Lung function tests enable measurement of your breathing capacity and airway function. They can help establish the cause of your symptoms, are useful for monitoring some conditions, particularly a chronic illness, and can be reassuring if you are concerned about your health especially if the results are normal.
Your tests will be described in detail by the technician at the hospital. You will need to blow into a machine usually by putting a mouthpiece in your mouth, like a snorkel. You will usually have to do this several times. You may be asked to wear a nose-clip.
The tests should take between 30 minutes and one hour. If you are very breathless, they may take longer. You may also need a ‘reversibility test’. This involves giving you a dose of an inhaled drug often used in asthma (salbutamol); the tests may be repeated to assess whether they are different in response to the medication. This test can be useful to establish whether there is a significant asthmatic component to your symptoms.

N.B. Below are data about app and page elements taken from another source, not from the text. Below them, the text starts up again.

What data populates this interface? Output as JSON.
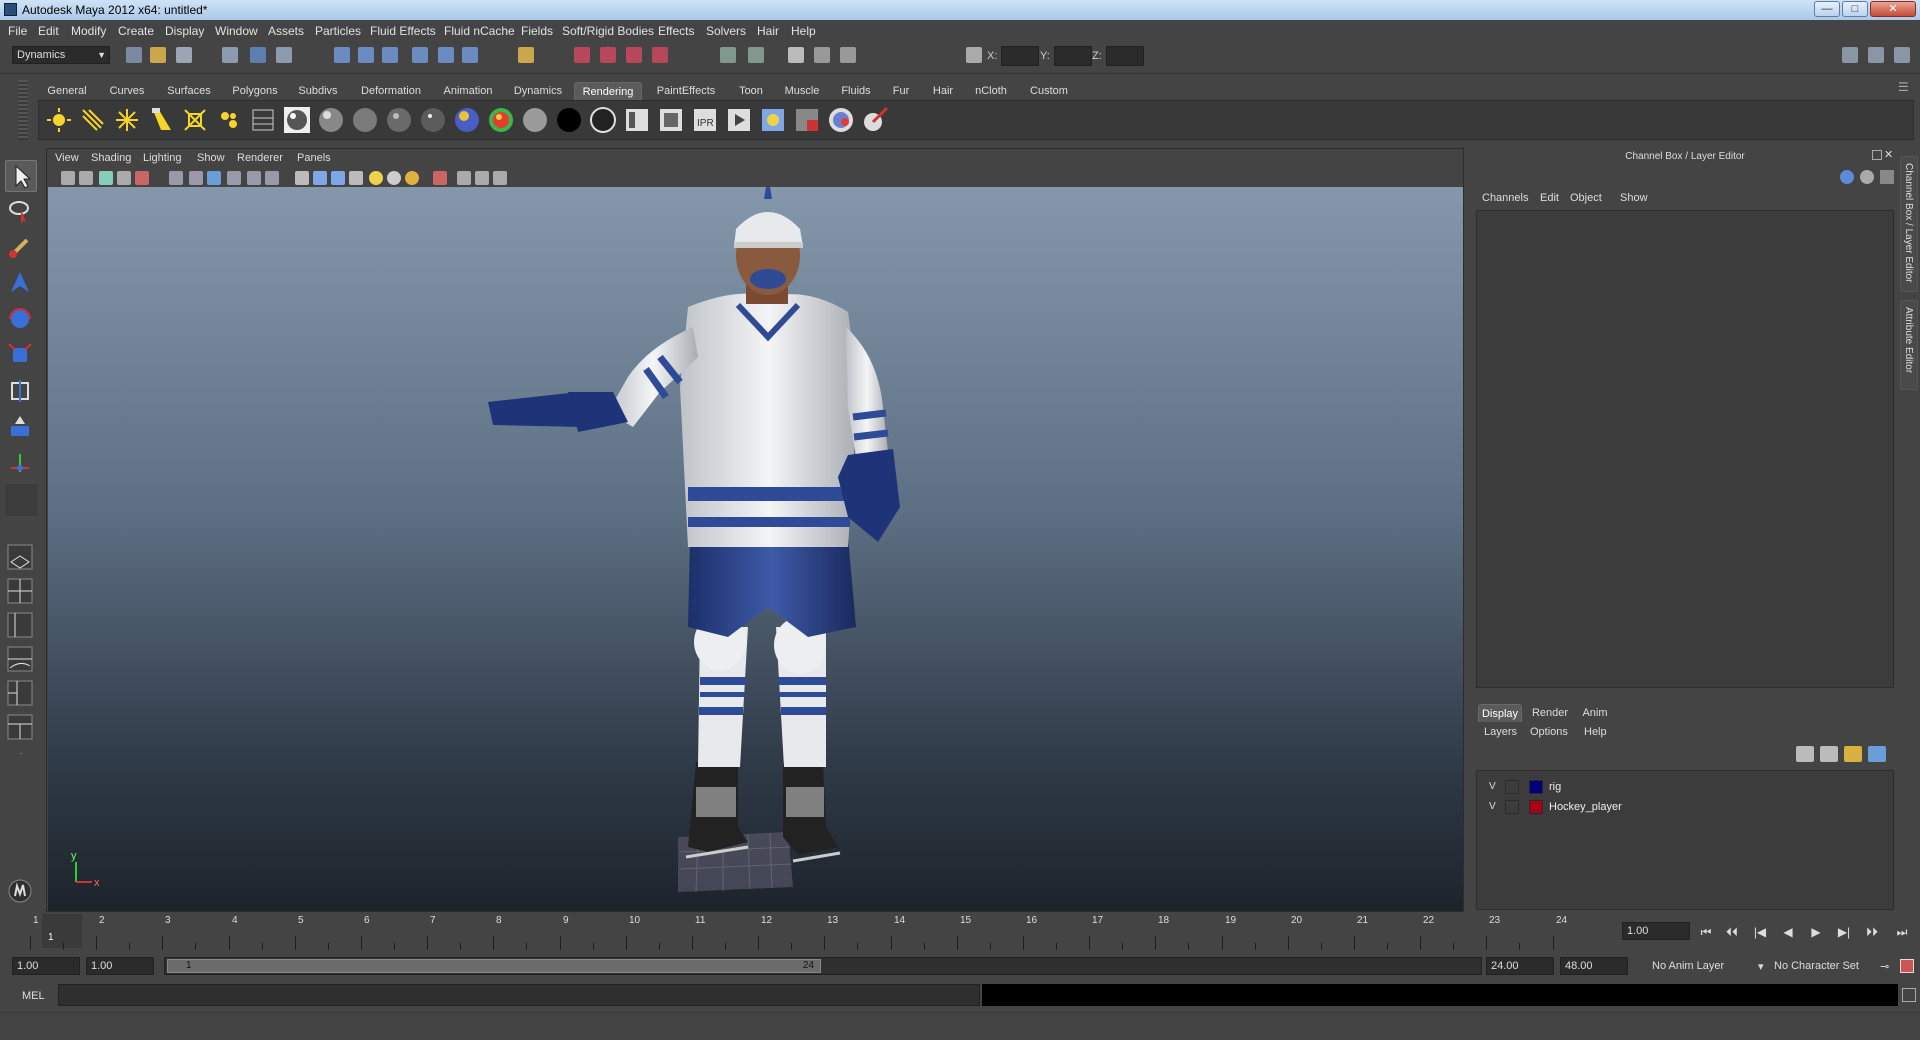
{
  "window": {
    "title": "Autodesk Maya 2012 x64: untitled*",
    "minimize_glyph": "—",
    "maximize_glyph": "□",
    "close_glyph": "✕"
  },
  "menubar": [
    "File",
    "Edit",
    "Modify",
    "Create",
    "Display",
    "Window",
    "Assets",
    "Particles",
    "Fluid Effects",
    "Fluid nCache",
    "Fields",
    "Soft/Rigid Bodies",
    "Effects",
    "Solvers",
    "Hair",
    "Help"
  ],
  "status_line": {
    "mode": "Dynamics",
    "coord_labels": [
      "X:",
      "Y:",
      "Z:"
    ]
  },
  "shelf": {
    "tabs": [
      "General",
      "Curves",
      "Surfaces",
      "Polygons",
      "Subdivs",
      "Deformation",
      "Animation",
      "Dynamics",
      "Rendering",
      "PaintEffects",
      "Toon",
      "Muscle",
      "Fluids",
      "Fur",
      "Hair",
      "nCloth",
      "Custom"
    ],
    "active_tab": "Rendering",
    "icons": [
      "ambient-light-icon",
      "directional-light-icon",
      "point-light-icon",
      "spot-light-icon",
      "area-light-icon",
      "volume-light-icon",
      "render-settings-icon",
      "phong-material-icon",
      "blinn-material-icon",
      "lambert-material-icon",
      "anisotropic-material-icon",
      "phong-e-material-icon",
      "ramp-shader-icon",
      "layered-shader-icon",
      "surface-shader-icon",
      "use-background-icon",
      "shadow-matte-icon",
      "render-view-icon",
      "render-current-icon",
      "ipr-render-icon",
      "batch-render-icon",
      "hypershade-icon",
      "render-layer-icon",
      "mental-ray-icon",
      "paint-canvas-icon"
    ]
  },
  "viewport": {
    "menus": [
      "View",
      "Shading",
      "Lighting",
      "Show",
      "Renderer",
      "Panels"
    ],
    "axis_y": "y",
    "axis_x": "x"
  },
  "channel_box": {
    "title": "Channel Box / Layer Editor",
    "menus": [
      "Channels",
      "Edit",
      "Object",
      "Show"
    ]
  },
  "layer_editor": {
    "tabs": [
      "Display",
      "Render",
      "Anim"
    ],
    "active_tab": "Display",
    "menus": [
      "Layers",
      "Options",
      "Help"
    ],
    "layers": [
      {
        "visible": "V",
        "name": "rig",
        "color": "#00007a"
      },
      {
        "visible": "V",
        "name": "Hockey_player",
        "color": "#a5001c"
      }
    ]
  },
  "side_tabs": [
    "Channel Box / Layer Editor",
    "Attribute Editor"
  ],
  "time_slider": {
    "ticks": [
      "1",
      "2",
      "3",
      "4",
      "5",
      "6",
      "7",
      "8",
      "9",
      "10",
      "11",
      "12",
      "13",
      "14",
      "15",
      "16",
      "17",
      "18",
      "19",
      "20",
      "21",
      "22",
      "23",
      "24"
    ],
    "current_marker": "1",
    "current_frame": "1.00"
  },
  "playback": [
    "⏮",
    "⏴⏴",
    "|◀",
    "◀",
    "▶",
    "▶|",
    "⏵⏵",
    "⏭"
  ],
  "range_slider": {
    "start_time": "1.00",
    "playback_start": "1.00",
    "range_start_label": "1",
    "range_end_label": "24",
    "playback_end": "24.00",
    "end_time": "48.00",
    "anim_layer": "No Anim Layer",
    "character_set": "No Character Set"
  },
  "command_line": {
    "label": "MEL"
  }
}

Peak flow: Measures the fastest speed you can blow out. To do the test you take the biggest breath in that you can and then blow out as fast as you can. The results are useful in diagnosing asthma and deciding on its treatment. This test can usually be performed in the clinic and does not need specialist equipment.
Spirometry test: Measures your FEV1 (forced expiratory volume in 1 second). This is a useful way of assessing airway calibre. It is most often affected by smoking and asthma. It can also give an estimate of your vital capacity which is a marker of lung size.
Lung volumes: Measure the size of the lungs in more detail. These tests use helium gas, which is not absorbed into the body. It allows the technician to work out parameters such as total lung capacity.
Transfer factor: Measures how well your lungs can extract a substance from the air you breathe, and transfer it to the blood stream. To do this a very small dose of carbon monoxide is given to you with helium. There are usually no side effects from either of these gases.
Oximetry: Measures the concentration of oxygen in the blood via a probe on the finger.
Occasionally other tests of respiratory function may be necessary. These may have to be performed in the hospital, such as taking blood directly from your artery to measure carbon dioxide levels (an arterial blood gas).